Tsipras is said to be wary that the spat – Filis’s comments prompted a fierce reaction from Archbishop Ieronymos – could influence the proceedings of the upcoming Holy Synod, which is expected to take a stand on the ministry’s decision to tweak religion classes at schools. The idea is that these will no longer be taught on the basis of catechism, but on purely informative and educational grounds.
Tsipras’s decision to back Filis’s plan is said to be based on polls that the majority of SYRIZA voters are in favor of the reform.
However, Defense Minister Panos Kammenos, leader of the populist nationalist Independent Greeks, the junior partner in the governing coalition, is opposed to any change. Kammenos is scheduled to holds talks with Ieronymos on Wednesday.
On Sunday President Prokopis Pavlopoulos appeared to come out in defense of the Church.
“The Church has always been present in the nation’s struggle, like it has in all struggles for liberty, democracy and social justice,” Pavlopoulos said in a statement on the anniversary of the liberation of Tripolitsa in the Greeks’ 1821 war of independence against Ottoman Turks.

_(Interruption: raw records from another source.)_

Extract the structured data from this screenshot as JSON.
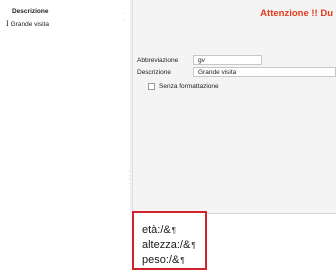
{
  "list": {
    "column_header": "Descrizione",
    "items": [
      {
        "label": "Grande visita"
      }
    ]
  },
  "detail": {
    "warning": "Attenzione !! Du",
    "fields": {
      "abbreviazione": {
        "label": "Abbreviazione",
        "value": "gv"
      },
      "descrizione": {
        "label": "Descrizione",
        "value": "Grande visita"
      }
    },
    "checkbox": {
      "label": "Senza formattazione",
      "checked": false
    }
  },
  "editor": {
    "lines": [
      {
        "text": "età:/&",
        "mark": "¶"
      },
      {
        "text": "altezza:/&",
        "mark": "¶"
      },
      {
        "text": "peso:/&",
        "mark": "¶"
      }
    ]
  },
  "colors": {
    "warning": "#e53a1c",
    "highlight_border": "#d0232a",
    "panel_bg": "#f4f4f4"
  },
  "icons": {
    "text_cursor": "I-beam-icon"
  }
}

As an opposition party, SYRIZA had long campaigned on a pledge to forge a separation between Church and state.